RUSSIA: Russia's airline regulator said it was suspending flying certificates for Boeing 737s currently in use in the country until it receives notification that the planes are safe to fly.
The statement by the Interstate Aviation Committee (IAC), dated November 4, did not immediately ground flights. A spokesperson for Rosaviatsya, Russia's aviation watchdog, which is obliged to comply with IAC safety recommendations, said it had not been notified, so there was no order yet to suspend flights.
"More likely than not" a bomb downed Russian jet: Cameron
The IAC said the certificate suspension would remain in effect until it receives notification from Rosaviatsya and the US Federal Aviation Administration about the safety of Boeing 737 control surfaces on the tail of the aircraft that help steer it.
Late on Thursday, the FAA released a statement noting Russia's concern about the tail control surfaces dated back to a 2013 crash of a 737 operated by Tatarstan Airlines that killed all 50 people on board.
"The FAA is assisting the Russian accident investigation authority as an "advisor" to the NTSB, which was appointed a US 'accredited representative' for the investigation into the 2013 Boeing 737 accident in Kazan, Russia," the FAA said, referring to the U.S. National Transportation Safety Board.
The FAA declined to comment further on the ongoing investigation.

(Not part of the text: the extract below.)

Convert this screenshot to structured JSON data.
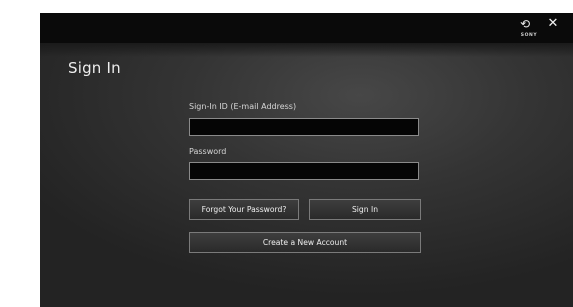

The IAC announcement came after an Airbus A321 airliner registered in Ireland but operated by a Russian firm crashed in Egypt on Saturday and killed 224 people, but did not make a link between the certificate suspension and the crash in Egypt. The IAC could not be reached for further comment.
The Rosaviatsya spokesperson added that a meeting was planned for Friday between Russian airlines, Rosaviatsya and the IAC - which oversees the aviation industry in some ex-Soviet countries including Russia - about Boeing 737 certificates.
Islamic State affiliate in Egypt insists it brought down Russian plane
A Boeing Co spokesperson in Seattle said the company planned on Friday to "meet with Russian officials to understand their concerns."
There are about 200 Boeing 737s in Russia, according to Reuters calculations based on data from Rosaviatsya, or about a fifth of a total fleet, both passenger and cargo.
The biggest number of 737s is held by private airline Utair, followed by Transaero, which stopped flights last week, and Russia's biggest carrier, state-controlled Aeroflot group. Utair and Aeroflot declined to comment.
The entire fleet of Aeroflot unit Pobeda, a low-cost carrier established last year, is made up of Boeing 737s.
In a separate statement, the IAC said it wanted all foreign planes operating in Russia to be re-registered on home soil, after the plane crash in Egypt.
"Over 95 percent of all foreign aircraft operated in Russia and accounting for over 85 percent of all passenger flights, including Aeroflot, are registered and are in the registers of foreign countries," IAC said.
Comments are moderated and generally will be posted if they are on-topic and not abusive.
For more information, please see our Comments FAQ